The tragedy and possibility of joining a political party



Since the election we’ve seen a dramatic increase in the number of people joining political parties. The Lib Dems alone have witnessed over 16,000 people join their ranks, with the hashtag #LibDemFightBack occupying social media news feeds and at one point a new person signing up to be a card carrying member of the party every 30 seconds.

Perhaps even more interesting to us at Christians in Politics, is that around a third of those that have joined the Lib Dems identify themselves as a ‘Christian’. Added to this, one of the two candidates for the new leadership of the party is an outspoken Christian who recently shared at one of our events in Parliament.

Despite all this, something we still hear from the Christian community in the UK is that they can’t see themselves joining a mainstream political party. The reasons they give tend to boil down to one thing: compromise. How can you join a political party if you don’t agree with all the policies? Isn’t it too great a compromise to pledge allegiance to a party banner when there’s whole areas of their manifesto you fundamentally disagree with? If you join a political party, won’t that mean waving goodbye to your integrity and becoming a cog in the party machinery?

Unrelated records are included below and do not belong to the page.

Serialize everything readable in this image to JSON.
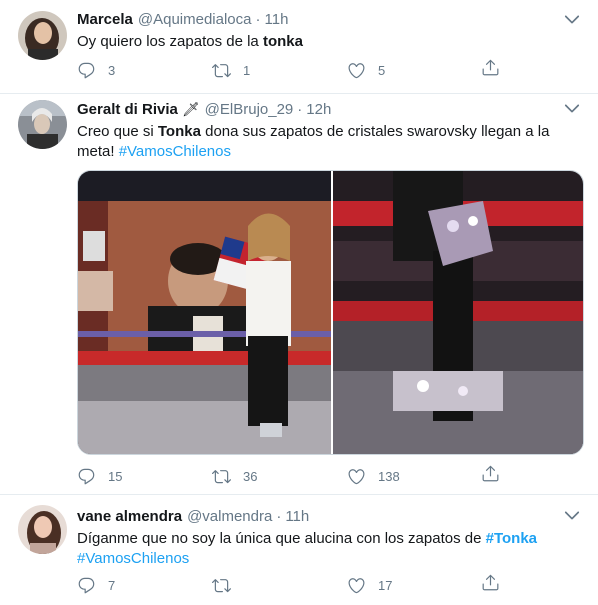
{
  "tweets": [
    {
      "name": "Marcela",
      "handle": "@Aquimedialoca",
      "dot": "·",
      "time": "11h",
      "text_plain": "Oy quiero los zapatos de la ",
      "text_bold": "tonka",
      "replies": "3",
      "retweets": "1",
      "likes": "5"
    },
    {
      "name": "Geralt di Rivia",
      "name_emoji": "🗡",
      "handle": "@ElBrujo_29",
      "dot": "·",
      "time": "12h",
      "text_a": "Creo que si ",
      "text_bold": "Tonka",
      "text_b": " dona sus zapatos de cristales swarovsky llegan a la meta! ",
      "hashtag": "#VamosChilenos",
      "replies": "15",
      "retweets": "36",
      "likes": "138"
    },
    {
      "name": "vane almendra",
      "handle": "@valmendra",
      "dot": "·",
      "time": "11h",
      "text_a": "Díganme que no soy la única que alucina con los zapatos de ",
      "hashtag_bold": "#Tonka",
      "hashtag": "#VamosChilenos",
      "replies": "7",
      "retweets": "",
      "likes": "17"
    }
  ],
  "colors": {
    "accent": "#1da1f2",
    "secondary_text": "#657786",
    "divider": "#e6ecf0"
  },
  "icons": [
    "reply-icon",
    "retweet-icon",
    "like-icon",
    "share-icon",
    "chevron-down-icon"
  ]
}
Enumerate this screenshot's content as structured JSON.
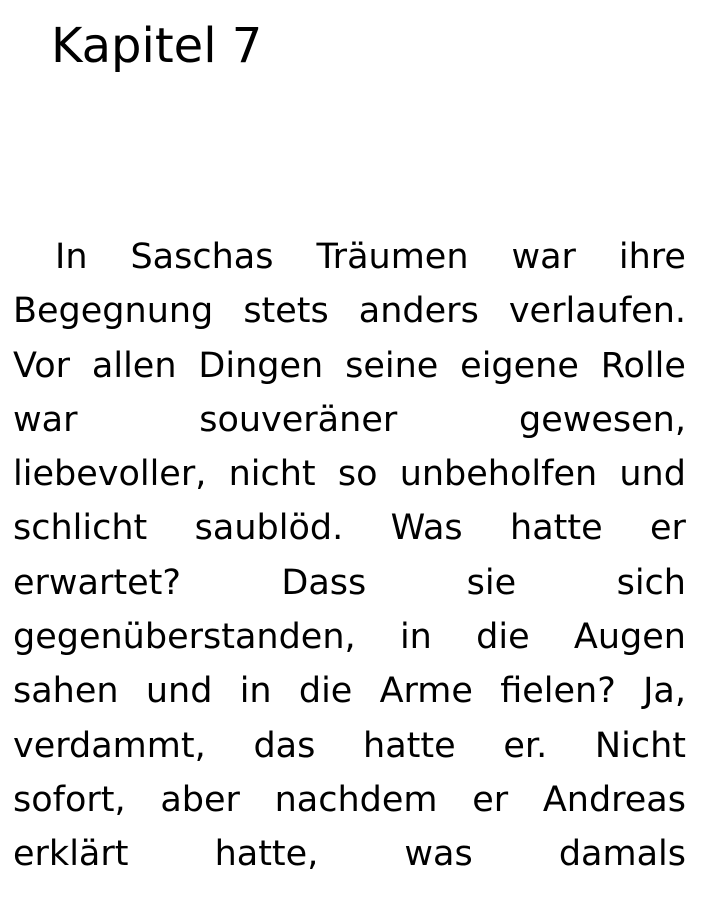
{
  "chapter_title": "Kapitel 7",
  "paragraph_lines": [
    [
      "In",
      "Saschas",
      "Träumen",
      "war",
      "ihre"
    ],
    [
      "Begegnung",
      "stets",
      "anders",
      "verlaufen."
    ],
    [
      "Vor",
      "allen",
      "Dingen",
      "seine",
      "eigene",
      "Rolle"
    ],
    [
      "war",
      "souveräner",
      "gewesen,"
    ],
    [
      "liebevoller,",
      "nicht",
      "so",
      "unbeholfen",
      "und"
    ],
    [
      "schlicht",
      "saublöd.",
      "Was",
      "hatte",
      "er"
    ],
    [
      "erwartet?",
      "Dass",
      "sie",
      "sich"
    ],
    [
      "gegenüberstanden,",
      "in",
      "die",
      "Augen"
    ],
    [
      "sahen",
      "und",
      "in",
      "die",
      "Arme",
      "fielen?",
      "Ja,"
    ],
    [
      "verdammt,",
      "das",
      "hatte",
      "er.",
      "Nicht"
    ],
    [
      "sofort,",
      "aber",
      "nachdem",
      "er",
      "Andreas"
    ],
    [
      "erklärt",
      "hatte,",
      "was",
      "damals"
    ]
  ]
}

This issue was touched upon in our article 5 Reasons Christians Don’t Get Involved in Politics and there’s even a chapter on it in our recent book Those Who Show Up.  

The truth is that it should come as no surprise that you don’t agree with everything any political party stands for. Parties are a complex web of relationships and ideas that over time have evolved into an almost undefinable, shapeshifting blob of human endeavour. Political parties aren't always coherent or consistent as within themselves there are multiple - sometimes opposing - factions such as Blairites, Eurosceptics, One-Nation Conservatives, Orange Bookers and so on.

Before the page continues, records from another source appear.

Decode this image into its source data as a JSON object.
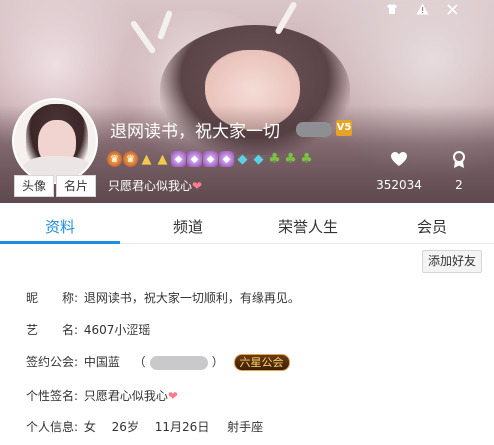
{
  "window": {
    "controls": [
      "skin-icon",
      "warning-icon",
      "close-icon"
    ]
  },
  "profile": {
    "nickname": "退网读书，祝大家一切",
    "level_badge": "V5",
    "signature": "只愿君心似我心",
    "avatar_tab": "头像",
    "card_tab": "名片",
    "likes": "352034",
    "rank_count": "2",
    "medals": [
      "crown",
      "crown",
      "gold",
      "gold",
      "purple",
      "purple",
      "purple",
      "purple",
      "cyan",
      "cyan",
      "leaf",
      "leaf",
      "leaf"
    ]
  },
  "tabs": [
    {
      "label": "资料",
      "active": true
    },
    {
      "label": "频道",
      "active": false
    },
    {
      "label": "荣誉人生",
      "active": false
    },
    {
      "label": "会员",
      "active": false
    }
  ],
  "actions": {
    "add_friend": "添加好友"
  },
  "info": {
    "nickname_label": "昵　　称:",
    "nickname_value": "退网读书，祝大家一切顺利，有缘再见。",
    "art_name_label": "艺　　名:",
    "art_name_value": "4607小涩瑶",
    "union_label": "签约公会:",
    "union_value": "中国蓝",
    "union_open": "（",
    "union_close": "）",
    "union_badge": "六星公会",
    "sign_label": "个性签名:",
    "sign_value": "只愿君心似我心",
    "personal_label": "个人信息:",
    "gender": "女",
    "age": "26岁",
    "birthday": "11月26日",
    "zodiac": "射手座"
  },
  "colors": {
    "accent": "#1f8ce0",
    "heart": "#ff7d8a",
    "union_badge": "#ffd46b"
  }
}
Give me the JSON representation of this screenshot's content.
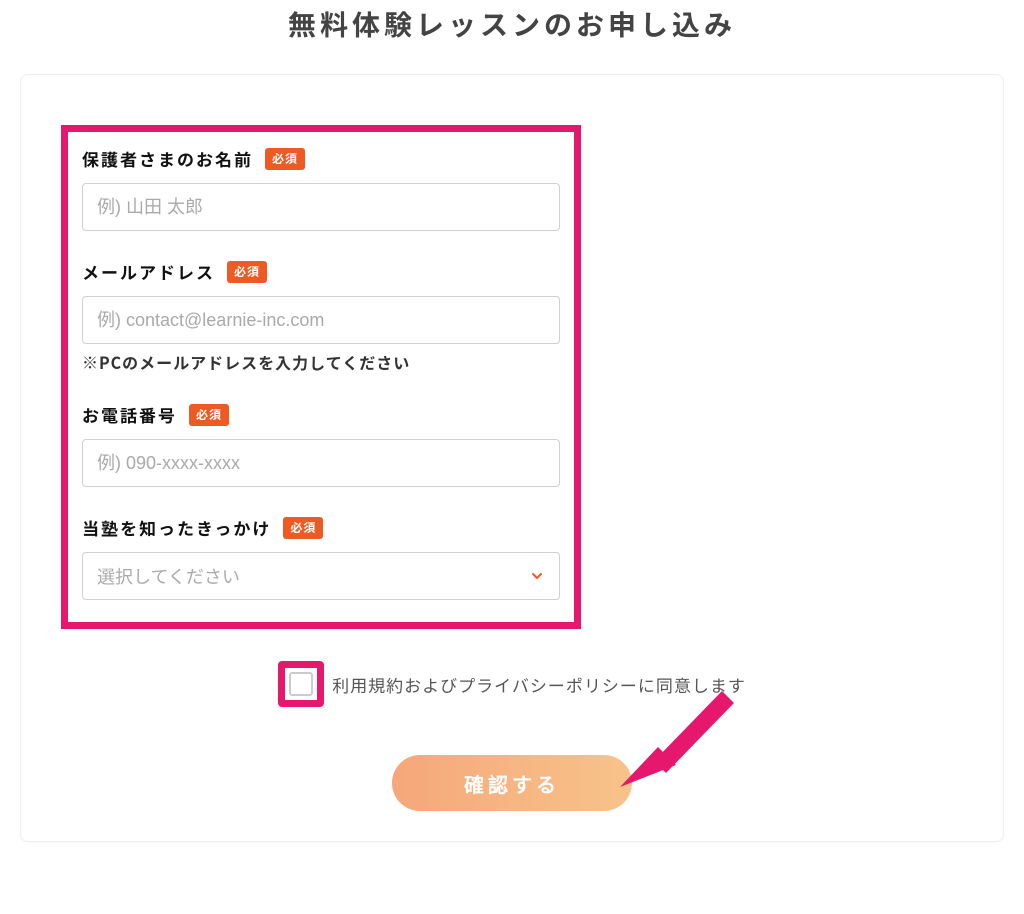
{
  "page": {
    "title": "無料体験レッスンのお申し込み"
  },
  "form": {
    "required_label": "必須",
    "fields": {
      "guardian_name": {
        "label": "保護者さまのお名前",
        "placeholder": "例) 山田 太郎"
      },
      "email": {
        "label": "メールアドレス",
        "placeholder": "例) contact@learnie-inc.com",
        "note": "※PCのメールアドレスを入力してください"
      },
      "phone": {
        "label": "お電話番号",
        "placeholder": "例) 090-xxxx-xxxx"
      },
      "referral": {
        "label": "当塾を知ったきっかけ",
        "placeholder": "選択してください"
      }
    },
    "consent": {
      "text": "利用規約およびプライバシーポリシーに同意します"
    },
    "submit": {
      "label": "確認する"
    }
  }
}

So are political parties a lost cause? One of the things we ask Christians to do when we’re running workshops or seminars is to spend some time coming up with a set of policies on various topics such as health, education and immigration. What inevitably follows is a showcase of disagreement worthy of any parliamentary debating chamber. The fact is Christians don’t agree with everything everyone in their church thinks, so what hope is there that a political party will represent a set of beliefs that Joe Public can wholly get behind.

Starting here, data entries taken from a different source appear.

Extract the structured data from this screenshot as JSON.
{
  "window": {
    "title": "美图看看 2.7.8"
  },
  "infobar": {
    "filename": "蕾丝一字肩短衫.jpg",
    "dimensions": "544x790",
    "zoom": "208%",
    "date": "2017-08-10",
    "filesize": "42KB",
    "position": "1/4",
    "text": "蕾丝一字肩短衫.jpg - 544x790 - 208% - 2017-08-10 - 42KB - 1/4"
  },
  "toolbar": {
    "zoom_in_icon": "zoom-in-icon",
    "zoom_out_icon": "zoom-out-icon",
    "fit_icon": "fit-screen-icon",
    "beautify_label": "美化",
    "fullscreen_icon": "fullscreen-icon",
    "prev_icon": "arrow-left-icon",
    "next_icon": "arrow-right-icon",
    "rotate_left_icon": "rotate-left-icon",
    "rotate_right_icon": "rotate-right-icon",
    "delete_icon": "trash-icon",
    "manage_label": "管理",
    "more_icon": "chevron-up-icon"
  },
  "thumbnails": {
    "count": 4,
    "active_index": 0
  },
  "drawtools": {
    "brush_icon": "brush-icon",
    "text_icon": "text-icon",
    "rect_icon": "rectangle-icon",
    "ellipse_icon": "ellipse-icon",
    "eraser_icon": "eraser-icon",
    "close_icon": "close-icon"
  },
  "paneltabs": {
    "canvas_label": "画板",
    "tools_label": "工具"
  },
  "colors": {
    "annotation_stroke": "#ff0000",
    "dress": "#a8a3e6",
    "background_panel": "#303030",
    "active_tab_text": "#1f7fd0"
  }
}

That’s the tragedy. Political parties - like everything else in creation - are imperfect, fallen and riddled with compromise. Is that the end of the story then? Should we all admit defeat and live isolated political lives in the knowledge that you and I will never agree? Hopefully, the obvious answer to that is no. When Paul commands Christians in Ephesians 6:10 to ‘put on the whole armour of God’, that hardly seems advice for an isolated existence. Rather, it’s a declaration that the world is a messy place, but - while remaining firmly grounded in God - we should engage with it, love it and seek to impact it.

In the same way we work together, despite differences, with those in our church, family or business, political parties are another area where we work with others for the common good, all the while navigating the tricky road of my beliefs versus your beliefs and what we can achieve together.

Then there’s perhaps a more obvious point: political parties are more likely to be changed and be shaped from the inside rather than the outside. History is testament to this fact. It was a tradition of Christian socialism within the Labour Party that formed the foundation of many of the significant changes to British society the party implemented such as the welfare state and the NHS. Additionally, it was with the words of John Newton ringing in his ear that Wilberforce decided to remain in the world of politics, engaging with the system to help bring an end to the slave trade. And more recently it has been the persistent work of Christians within - such as Fiona Bruce MP - that huge advances have been made in combatting modern slavery. Like Obadiah, who stayed right at the heart of where it was all happening, we can have an impact on the direction and policies of a political party through building relationships, making the case and showing up where decisions are made. 

When contemplating joining a political party, the last thing you should be asking is do I agree with everything this party stands for. Instead try asking yourself three questions: Do I want to serve my community? Can I work with people I may not wholly agree with for the common good? Do I feel God can use me to impact politics from within the system rather than just from the outside?